How to Simplify Radical Expressions by Rationalizing the Denominators

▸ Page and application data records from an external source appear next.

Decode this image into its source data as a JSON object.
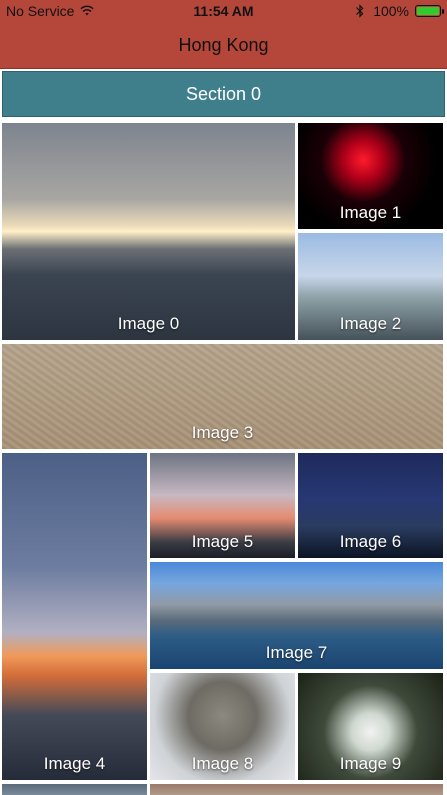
{
  "status_bar": {
    "carrier": "No Service",
    "time": "11:54 AM",
    "battery": "100%",
    "icons": [
      "wifi-icon",
      "bluetooth-icon",
      "battery-icon"
    ]
  },
  "nav": {
    "title": "Hong Kong"
  },
  "section": {
    "title": "Section 0"
  },
  "images": [
    {
      "caption": "Image 0"
    },
    {
      "caption": "Image 1"
    },
    {
      "caption": "Image 2"
    },
    {
      "caption": "Image 3"
    },
    {
      "caption": "Image 4"
    },
    {
      "caption": "Image 5"
    },
    {
      "caption": "Image 6"
    },
    {
      "caption": "Image 7"
    },
    {
      "caption": "Image 8"
    },
    {
      "caption": "Image 9"
    }
  ],
  "colors": {
    "bar": "#b5463a",
    "section": "#3f7f8c"
  }
}
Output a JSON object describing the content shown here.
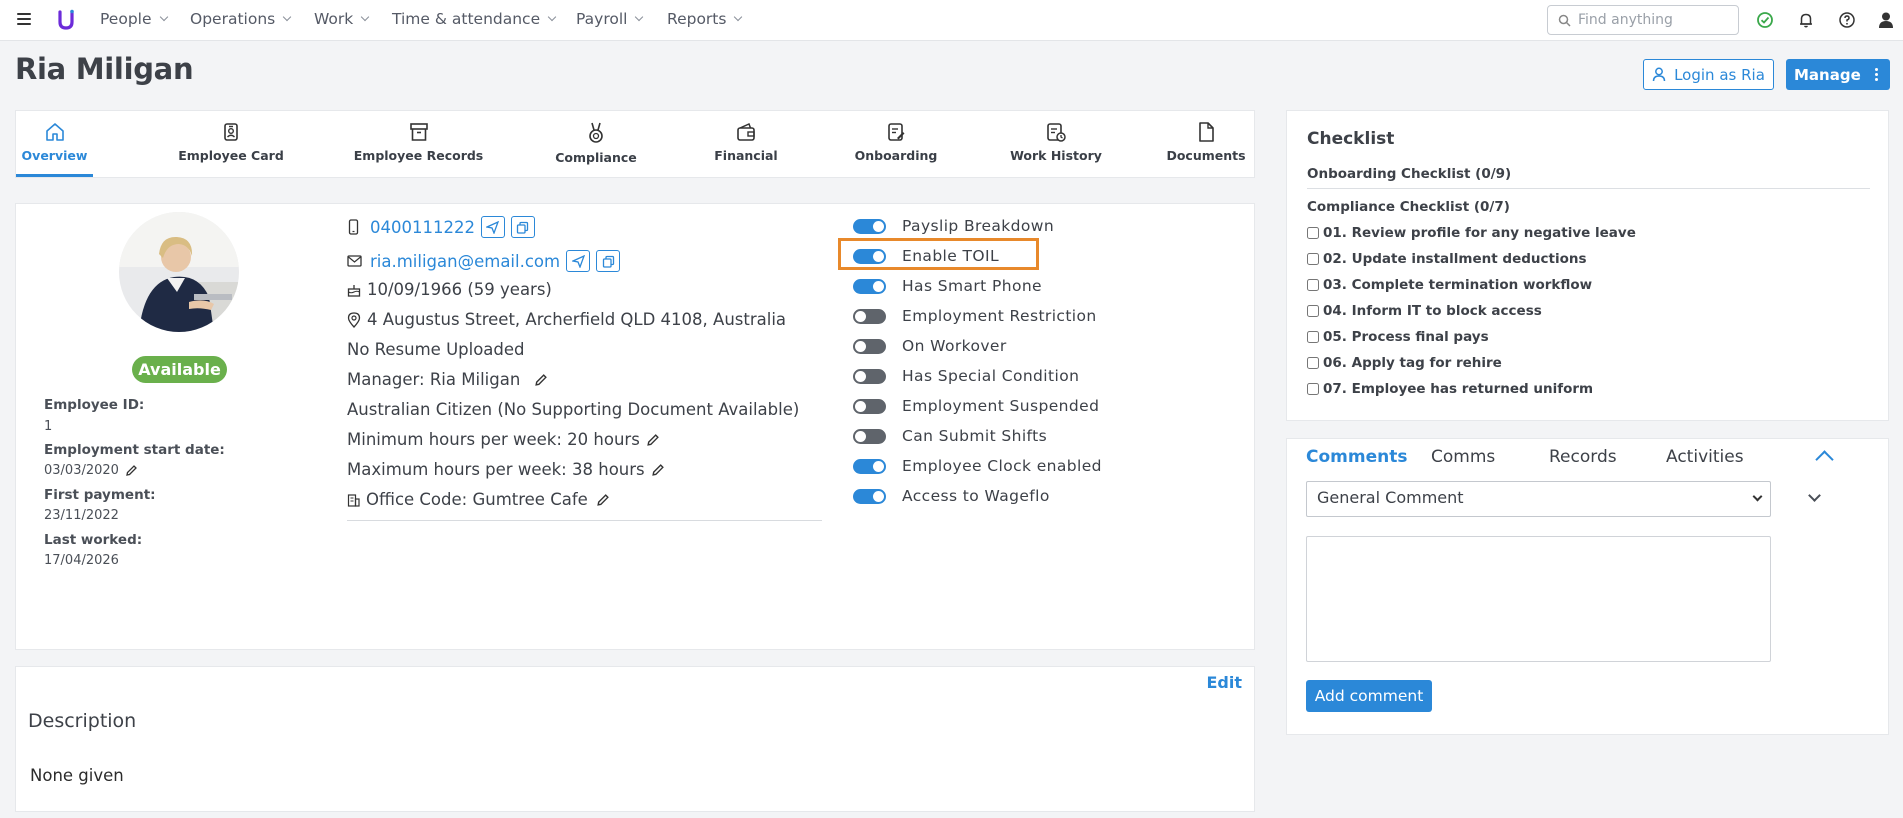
{
  "nav": {
    "menu": [
      "People",
      "Operations",
      "Work",
      "Time & attendance",
      "Payroll",
      "Reports"
    ],
    "search_placeholder": "Find anything"
  },
  "page_title": "Ria Miligan",
  "actions": {
    "login_label": "Login as Ria",
    "manage_label": "Manage"
  },
  "tabs": [
    {
      "label": "Overview",
      "icon": "home-icon",
      "active": true
    },
    {
      "label": "Employee Card",
      "icon": "id-card-icon"
    },
    {
      "label": "Employee Records",
      "icon": "archive-icon"
    },
    {
      "label": "Compliance",
      "icon": "medal-icon"
    },
    {
      "label": "Financial",
      "icon": "wallet-icon"
    },
    {
      "label": "Onboarding",
      "icon": "edit-doc-icon"
    },
    {
      "label": "Work History",
      "icon": "history-doc-icon"
    },
    {
      "label": "Documents",
      "icon": "file-icon"
    }
  ],
  "profile": {
    "status": "Available",
    "employee_id_label": "Employee ID:",
    "employee_id": "1",
    "start_label": "Employment start date:",
    "start_date": "03/03/2020",
    "first_payment_label": "First payment:",
    "first_payment": "23/11/2022",
    "last_worked_label": "Last worked:",
    "last_worked": "17/04/2026"
  },
  "info": {
    "phone": "0400111222",
    "email": "ria.miligan@email.com",
    "dob": "10/09/1966 (59 years)",
    "address": "4 Augustus Street, Archerfield QLD 4108, Australia",
    "resume": "No Resume Uploaded",
    "manager": "Manager: Ria Miligan",
    "citizenship": "Australian Citizen (No Supporting Document Available)",
    "min_hours": "Minimum hours per week: 20 hours",
    "max_hours": "Maximum hours per week: 38 hours",
    "office": "Office Code: Gumtree Cafe"
  },
  "toggles": [
    {
      "label": "Payslip Breakdown",
      "on": true
    },
    {
      "label": "Enable TOIL",
      "on": true
    },
    {
      "label": "Has Smart Phone",
      "on": true
    },
    {
      "label": "Employment Restriction",
      "on": false
    },
    {
      "label": "On Workover",
      "on": false
    },
    {
      "label": "Has Special Condition",
      "on": false
    },
    {
      "label": "Employment Suspended",
      "on": false
    },
    {
      "label": "Can Submit Shifts",
      "on": false
    },
    {
      "label": "Employee Clock enabled",
      "on": true
    },
    {
      "label": "Access to Wageflo",
      "on": true
    }
  ],
  "description": {
    "edit_label": "Edit",
    "title": "Description",
    "body": "None given"
  },
  "checklist": {
    "title": "Checklist",
    "onboarding": "Onboarding Checklist (0/9)",
    "compliance": "Compliance Checklist (0/7)",
    "items": [
      "01. Review profile for any negative leave",
      "02. Update installment deductions",
      "03. Complete termination workflow",
      "04. Inform IT to block access",
      "05. Process final pays",
      "06. Apply tag for rehire",
      "07. Employee has returned uniform"
    ]
  },
  "comments": {
    "tabs": [
      "Comments",
      "Comms",
      "Records",
      "Activities"
    ],
    "select_value": "General Comment",
    "add_label": "Add comment"
  },
  "colors": {
    "accent": "#2b88d8",
    "available": "#6ab04c",
    "highlight": "#e8892b"
  }
}
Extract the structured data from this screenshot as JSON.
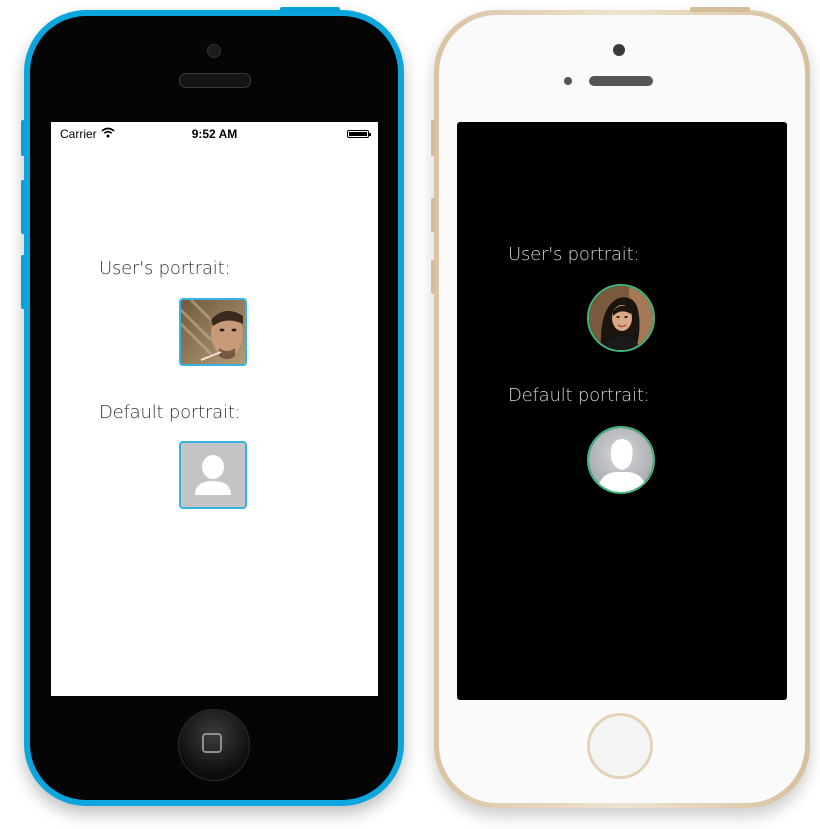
{
  "left_phone": {
    "status_bar": {
      "carrier": "Carrier",
      "time": "9:52 AM"
    },
    "user_portrait_label": "User's portrait:",
    "default_portrait_label": "Default portrait:",
    "portrait_style": "square",
    "accent_color": "#35b3e2"
  },
  "right_phone": {
    "user_portrait_label": "User's portrait:",
    "default_portrait_label": "Default portrait:",
    "portrait_style": "circle",
    "accent_color": "#3fb77d"
  },
  "icons": {
    "wifi": "wifi-icon",
    "battery": "battery-icon",
    "home": "home-button-icon",
    "default_avatar": "person-silhouette-icon"
  }
}
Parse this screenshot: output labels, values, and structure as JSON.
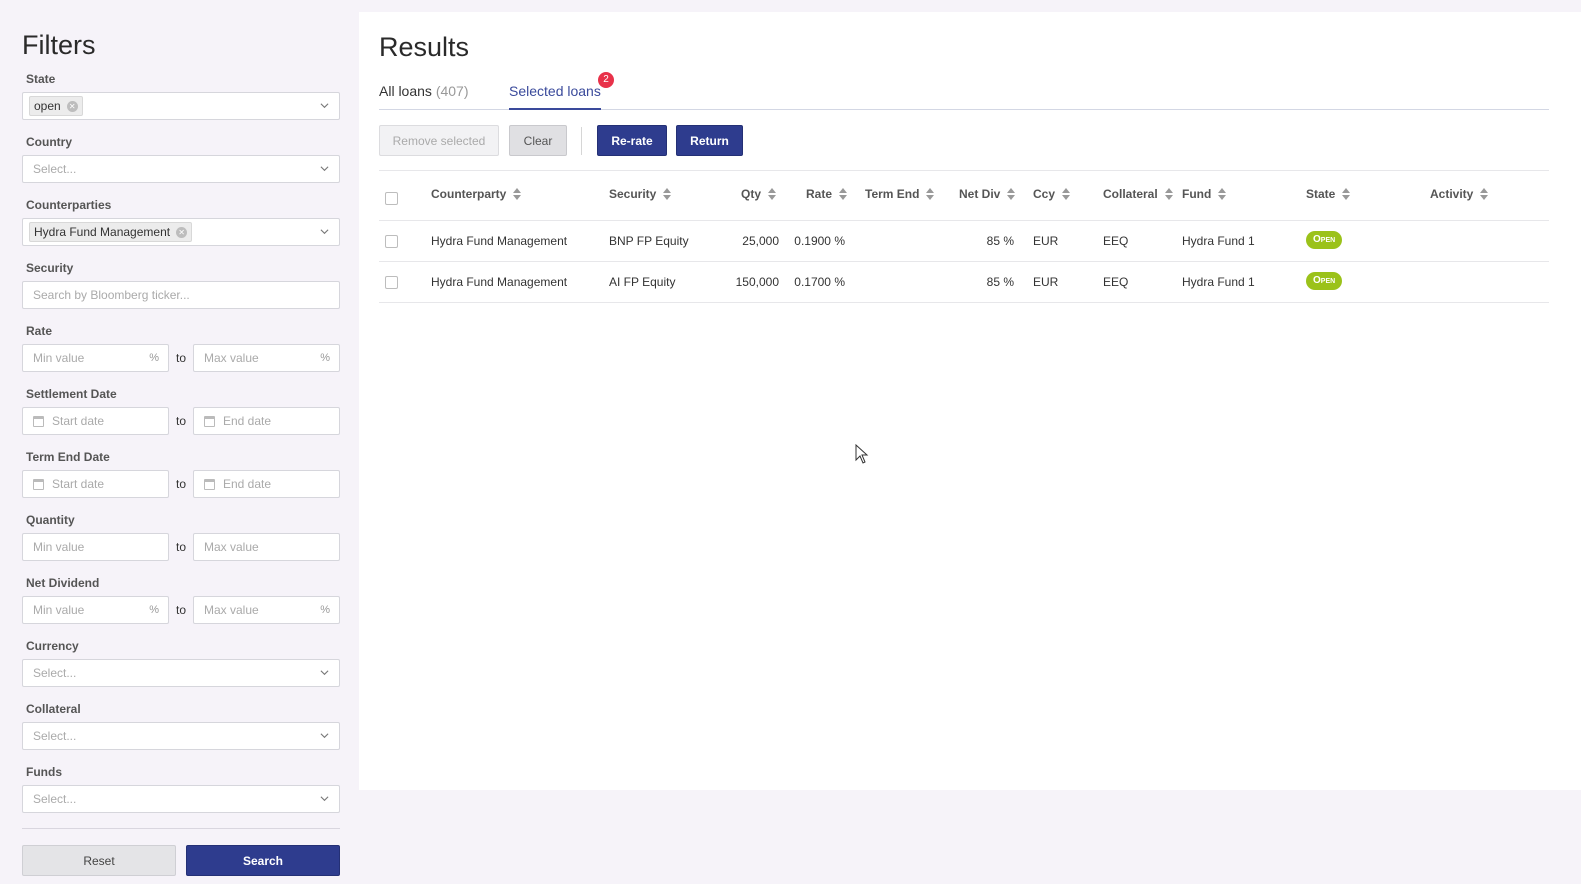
{
  "filters": {
    "title": "Filters",
    "state": {
      "label": "State",
      "tag": "open"
    },
    "country": {
      "label": "Country",
      "placeholder": "Select..."
    },
    "counterparties": {
      "label": "Counterparties",
      "tag": "Hydra Fund Management"
    },
    "security": {
      "label": "Security",
      "placeholder": "Search by Bloomberg ticker..."
    },
    "rate": {
      "label": "Rate",
      "min_placeholder": "Min value",
      "max_placeholder": "Max value",
      "suffix": "%"
    },
    "settlement_date": {
      "label": "Settlement Date",
      "start_placeholder": "Start date",
      "end_placeholder": "End date"
    },
    "term_end_date": {
      "label": "Term End Date",
      "start_placeholder": "Start date",
      "end_placeholder": "End date"
    },
    "quantity": {
      "label": "Quantity",
      "min_placeholder": "Min value",
      "max_placeholder": "Max value"
    },
    "net_dividend": {
      "label": "Net Dividend",
      "min_placeholder": "Min value",
      "max_placeholder": "Max value",
      "suffix": "%"
    },
    "currency": {
      "label": "Currency",
      "placeholder": "Select..."
    },
    "collateral": {
      "label": "Collateral",
      "placeholder": "Select..."
    },
    "funds": {
      "label": "Funds",
      "placeholder": "Select..."
    },
    "to_label": "to",
    "reset_label": "Reset",
    "search_label": "Search"
  },
  "results": {
    "title": "Results",
    "tabs": {
      "all_label": "All loans",
      "all_count": "(407)",
      "selected_label": "Selected loans",
      "selected_badge": "2"
    },
    "toolbar": {
      "remove_label": "Remove selected",
      "clear_label": "Clear",
      "rerate_label": "Re-rate",
      "return_label": "Return"
    },
    "columns": [
      "Counterparty",
      "Security",
      "Qty",
      "Rate",
      "Term End",
      "Net Div",
      "Ccy",
      "Collateral",
      "Fund",
      "State",
      "Activity"
    ],
    "rows": [
      {
        "counterparty": "Hydra Fund Management",
        "security": "BNP FP Equity",
        "qty": "25,000",
        "rate": "0.1900 %",
        "term_end": "",
        "net_div": "85 %",
        "ccy": "EUR",
        "collateral": "EEQ",
        "fund": "Hydra Fund 1",
        "state": "Open",
        "activity": ""
      },
      {
        "counterparty": "Hydra Fund Management",
        "security": "AI FP Equity",
        "qty": "150,000",
        "rate": "0.1700 %",
        "term_end": "",
        "net_div": "85 %",
        "ccy": "EUR",
        "collateral": "EEQ",
        "fund": "Hydra Fund 1",
        "state": "Open",
        "activity": ""
      }
    ]
  },
  "colors": {
    "primary": "#2e3c8e",
    "badge": "#e8324a",
    "open_state": "#9bc21a",
    "background": "#f6f3f9"
  }
}
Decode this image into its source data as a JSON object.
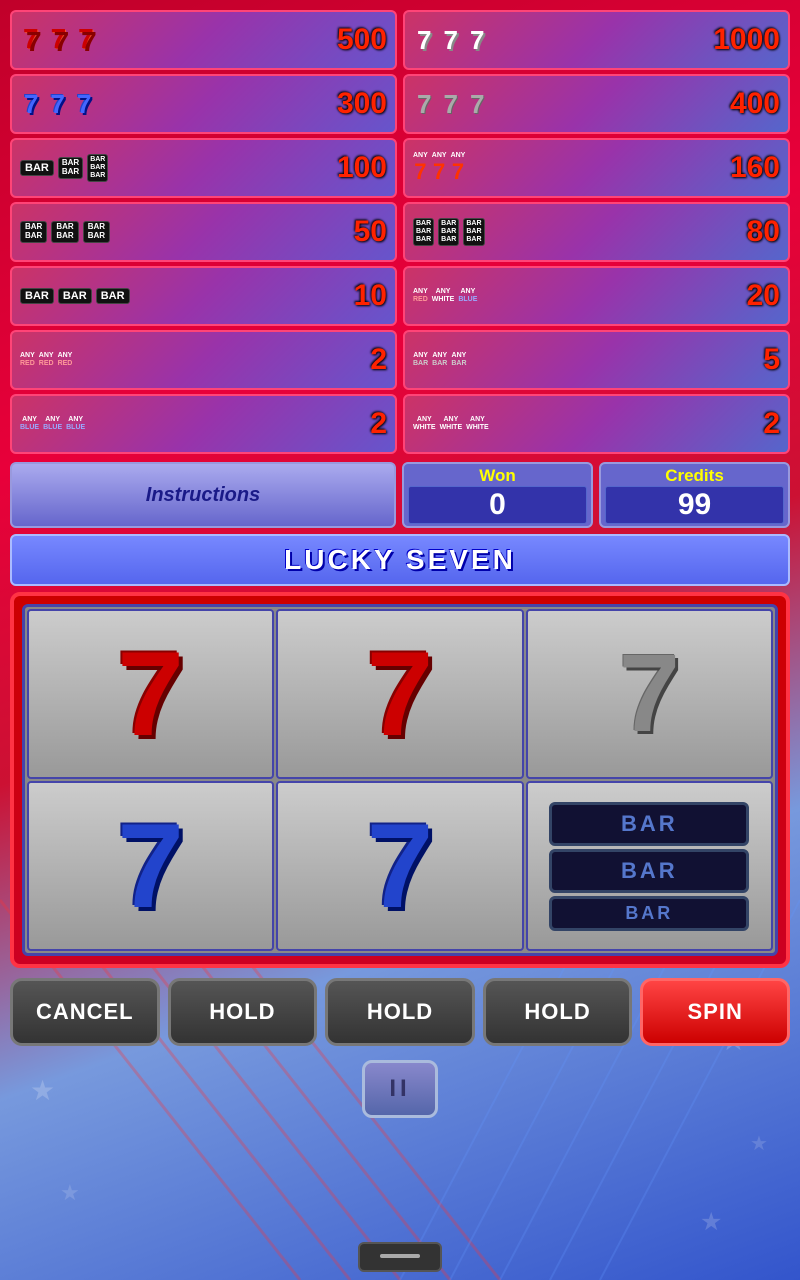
{
  "title": "LUCKY SEVEN",
  "paytable": {
    "rows": [
      {
        "left": {
          "symbols": [
            "7r",
            "7r",
            "7r"
          ],
          "value": "500"
        },
        "right": {
          "symbols": [
            "7w",
            "7w",
            "7w"
          ],
          "value": "1000"
        }
      },
      {
        "left": {
          "symbols": [
            "7b",
            "7b",
            "7b"
          ],
          "value": "300"
        },
        "right": {
          "symbols": [
            "7g",
            "7g",
            "7g"
          ],
          "value": "400"
        }
      },
      {
        "left": {
          "symbols": [
            "bar1",
            "bar2",
            "bar3"
          ],
          "value": "100"
        },
        "right": {
          "symbols": [
            "any7",
            "any7",
            "any7"
          ],
          "value": "160"
        }
      },
      {
        "left": {
          "symbols": [
            "bar2x",
            "bar2x",
            "bar2x"
          ],
          "value": "50"
        },
        "right": {
          "symbols": [
            "bar3x",
            "bar3x",
            "bar3x"
          ],
          "value": "80"
        }
      },
      {
        "left": {
          "symbols": [
            "bar1x",
            "bar1x",
            "bar1"
          ],
          "value": "10"
        },
        "right": {
          "symbols": [
            "anyR",
            "anyW",
            "anyB"
          ],
          "value": "20"
        }
      },
      {
        "left": {
          "symbols": [
            "anyRed",
            "anyRed",
            "anyRed"
          ],
          "value": "2"
        },
        "right": {
          "symbols": [
            "anyBar",
            "anyBar",
            "anyBar"
          ],
          "value": "5"
        }
      },
      {
        "left": {
          "symbols": [
            "anyBlue",
            "anyBlue",
            "anyBlue"
          ],
          "value": "2"
        },
        "right": {
          "symbols": [
            "anyWhite",
            "anyWhite",
            "anyWhite"
          ],
          "value": "2"
        }
      }
    ]
  },
  "labels": {
    "instructions": "Instructions",
    "won": "Won",
    "credits": "Credits",
    "won_value": "0",
    "credits_value": "99",
    "game_name": "LUCKY  SEVEN"
  },
  "reels": {
    "rows": [
      [
        "red7",
        "red7",
        "gray7"
      ],
      [
        "blue7",
        "blue7",
        "doubleBar"
      ]
    ]
  },
  "buttons": {
    "cancel": "CANCEL",
    "hold1": "HOLD",
    "hold2": "HOLD",
    "hold3": "HOLD",
    "spin": "SPIN",
    "pause": "II"
  }
}
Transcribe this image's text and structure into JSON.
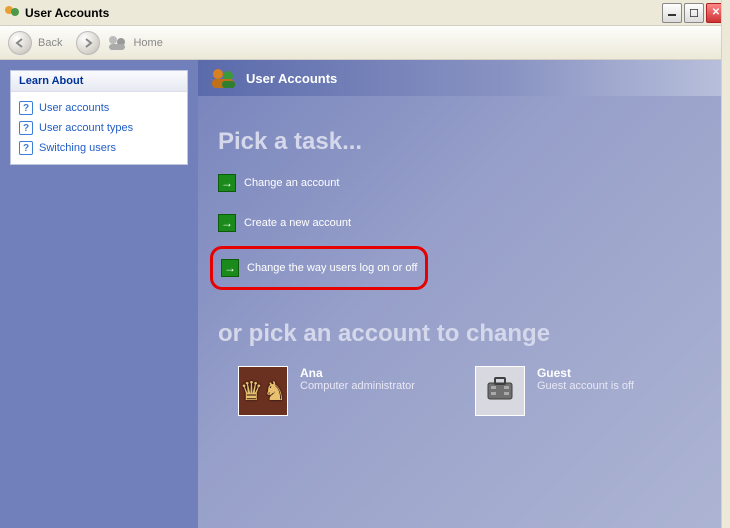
{
  "window": {
    "title": "User Accounts"
  },
  "toolbar": {
    "back_label": "Back",
    "home_label": "Home"
  },
  "sidebar": {
    "header": "Learn About",
    "items": [
      {
        "label": "User accounts"
      },
      {
        "label": "User account types"
      },
      {
        "label": "Switching users"
      }
    ]
  },
  "banner": {
    "title": "User Accounts"
  },
  "headings": {
    "pick_task": "Pick a task...",
    "pick_account": "or pick an account to change"
  },
  "tasks": {
    "change_account": "Change an account",
    "create_account": "Create a new account",
    "change_logon": "Change the way users log on or off"
  },
  "accounts": [
    {
      "name": "Ana",
      "role": "Computer administrator",
      "type": "user"
    },
    {
      "name": "Guest",
      "role": "Guest account is off",
      "type": "guest"
    }
  ]
}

Hi, I'm Rachel, and today we're going to be going over how to simplify radical expressions by rationalizing the denominator. If we're given an example such as five over the square root of nine, we know that we can never have a square root in the denominator. So we have to rationalize it. We cannot write this radical expression as such. So, what we do is multiply what we have in the denominator by itself to get rid of the square root. If we multiply it by the square root of nine, the square root of nine from the square root of nine is nine, right? That's the square root of nine-squared, which is nine. So that's gonna be nine on the bottom. But we can't just multiply the denominator by the square root of nine, we have to multiply the numerator by it as well so that we're actually really just multiplying this fraction by a version of one. Square root over nine over square root of nine is one, so we can multiply anything by one and it stays the same, it keeps its identity. So, we can by the rules of math multiply this by the square root of nine over the square root of nine, we get nine on the bottom, which is great, no more square root, and now we have five times the square root of nine on the top, which we just write as five root nine. And now we've solved for it, and there's no way more to simplify, but this is an okay form to write this radical expression because there's no square root in the denominator, it's only in the numerator where it's allowed. And now we've simplified the radical expression. I'm Rachel, and thank you for learning with me today.